*** Opening Data in this exercise ***

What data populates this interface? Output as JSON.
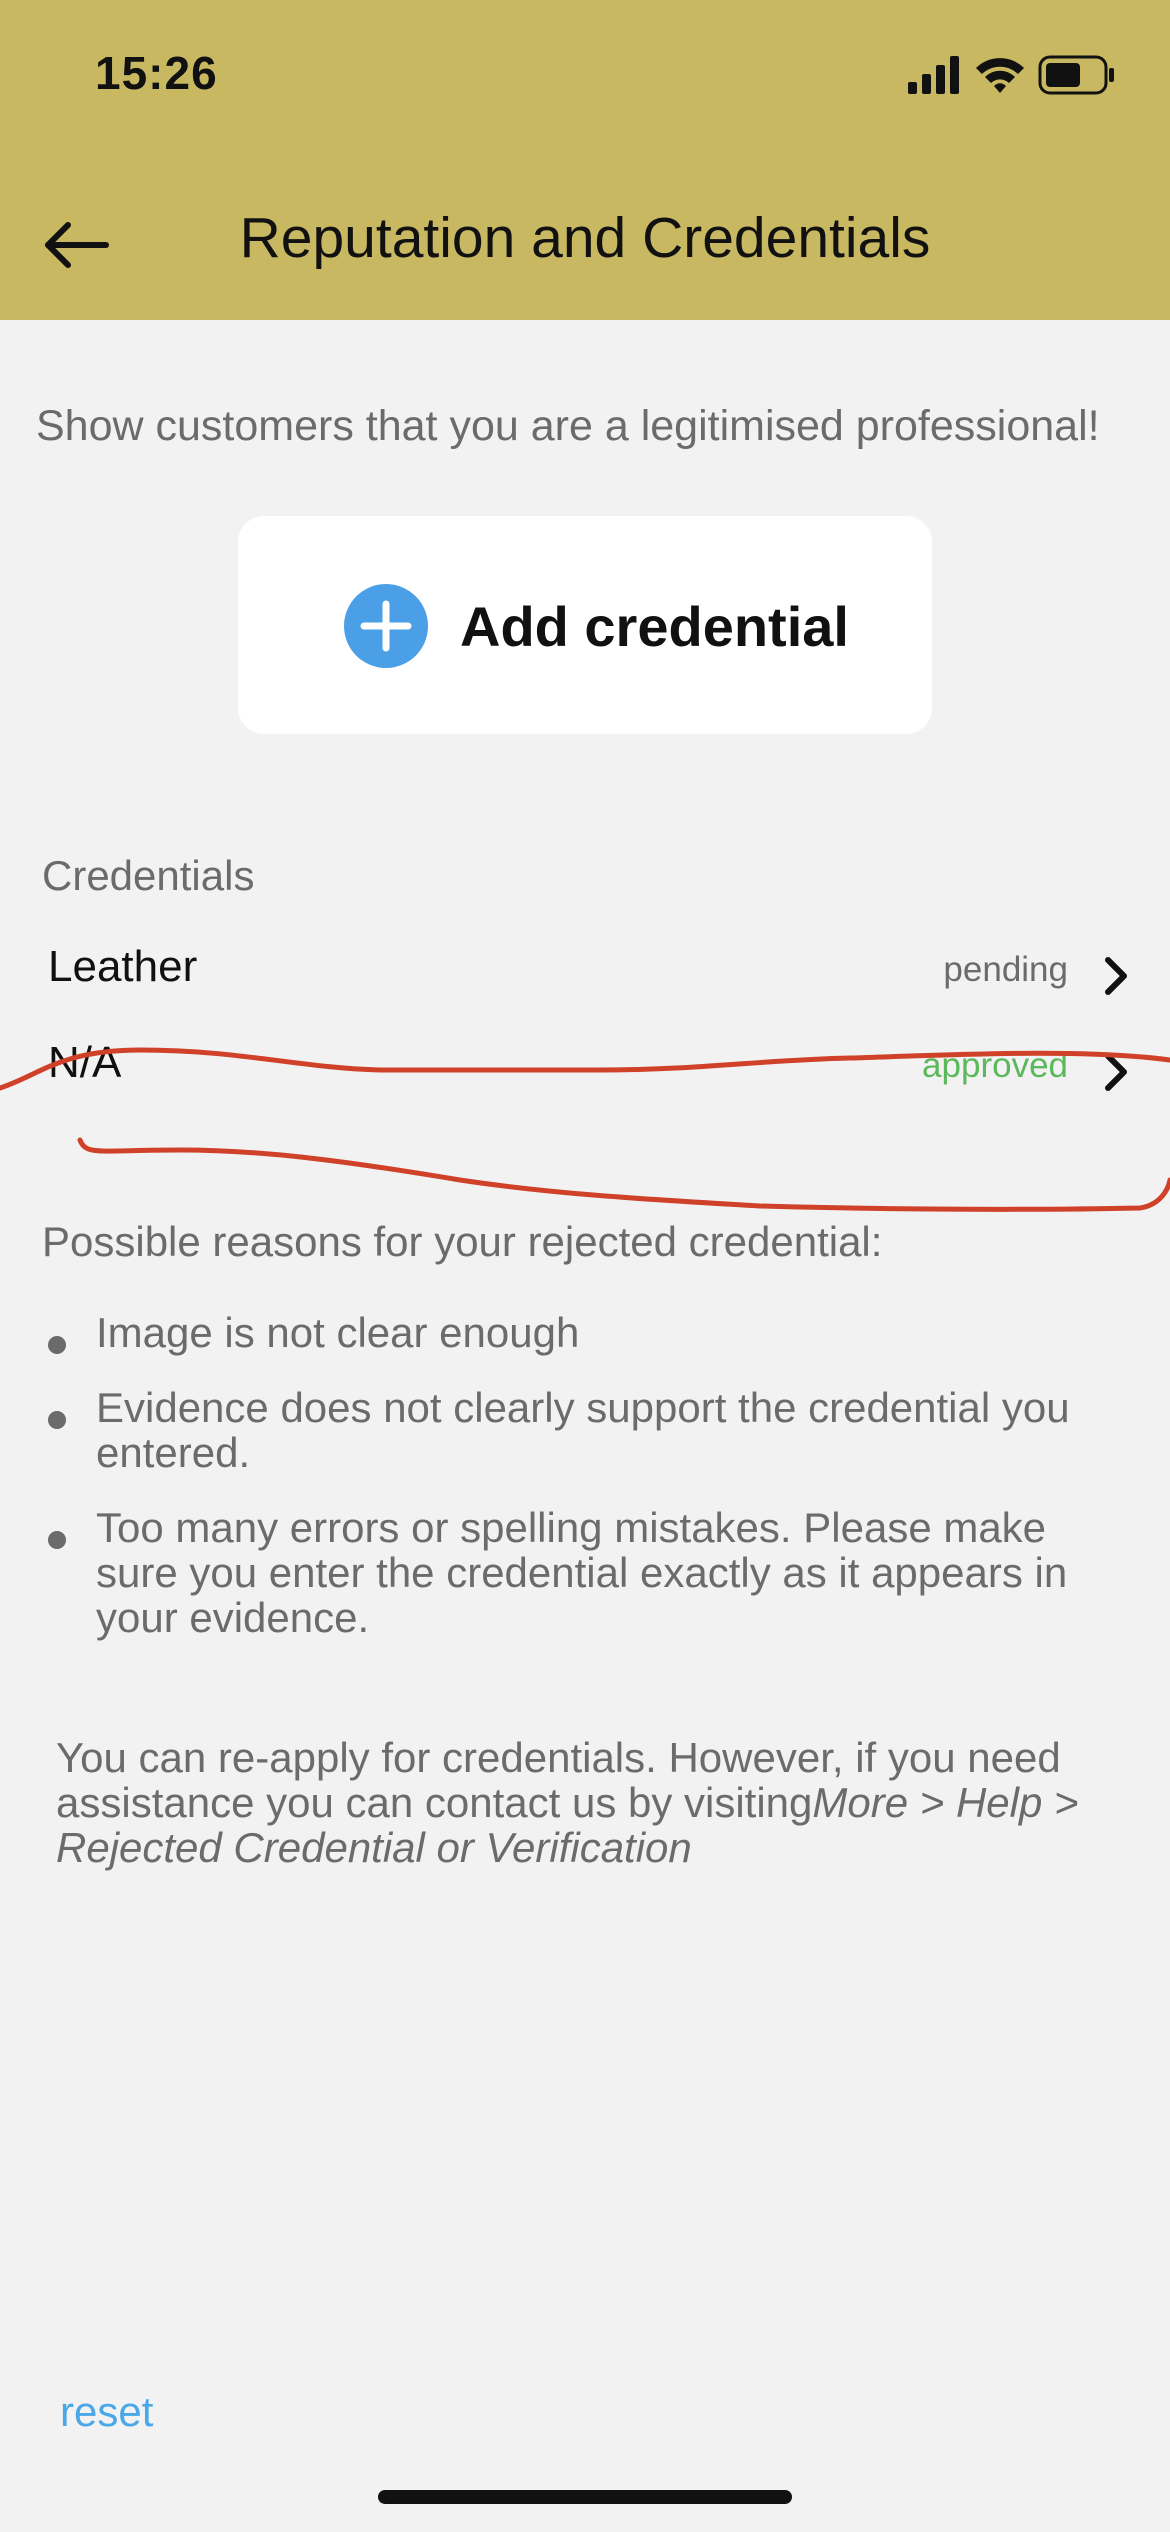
{
  "status_bar": {
    "time": "15:26"
  },
  "header": {
    "title": "Reputation and Credentials"
  },
  "intro_text": "Show customers that you are a legitimised professional!",
  "add_button": {
    "label": "Add credential"
  },
  "credentials": {
    "section_label": "Credentials",
    "items": [
      {
        "name": "Leather",
        "status": "pending"
      },
      {
        "name": "N/A",
        "status": "approved"
      }
    ]
  },
  "reasons": {
    "title": "Possible reasons for your rejected credential:",
    "items": [
      "Image is not clear enough",
      "Evidence does not clearly support the credential you entered.",
      "Too many errors or spelling mistakes. Please make sure you enter the credential exactly as it appears in your evidence."
    ]
  },
  "footer_note": {
    "text": "You can re-apply for credentials. However, if you need assistance you can contact us by visiting",
    "path": "More > Help > Rejected Credential or Verification"
  },
  "reset_label": "reset",
  "colors": {
    "header_bg": "#c9b862",
    "accent_blue": "#4a9fe6",
    "pending": "#6b6b6b",
    "approved": "#5cb85c",
    "annotation_red": "#d0412a"
  },
  "icons": [
    "back-arrow-icon",
    "plus-circle-icon",
    "chevron-right-icon",
    "signal-icon",
    "wifi-icon",
    "battery-icon"
  ]
}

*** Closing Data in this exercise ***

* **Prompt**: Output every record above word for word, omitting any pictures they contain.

* **Finished exercise**:
What data populates this interface? Output as JSON.
{
  "status_bar": {
    "time": "15:26"
  },
  "header": {
    "title": "Reputation and Credentials"
  },
  "intro_text": "Show customers that you are a legitimised professional!",
  "add_button": {
    "label": "Add credential"
  },
  "credentials": {
    "section_label": "Credentials",
    "items": [
      {
        "name": "Leather",
        "status": "pending"
      },
      {
        "name": "N/A",
        "status": "approved"
      }
    ]
  },
  "reasons": {
    "title": "Possible reasons for your rejected credential:",
    "items": [
      "Image is not clear enough",
      "Evidence does not clearly support the credential you entered.",
      "Too many errors or spelling mistakes. Please make sure you enter the credential exactly as it appears in your evidence."
    ]
  },
  "footer_note": {
    "text": "You can re-apply for credentials. However, if you need assistance you can contact us by visiting",
    "path": "More > Help > Rejected Credential or Verification"
  },
  "reset_label": "reset",
  "colors": {
    "header_bg": "#c9b862",
    "accent_blue": "#4a9fe6",
    "pending": "#6b6b6b",
    "approved": "#5cb85c",
    "annotation_red": "#d0412a"
  },
  "icons": [
    "back-arrow-icon",
    "plus-circle-icon",
    "chevron-right-icon",
    "signal-icon",
    "wifi-icon",
    "battery-icon"
  ]
}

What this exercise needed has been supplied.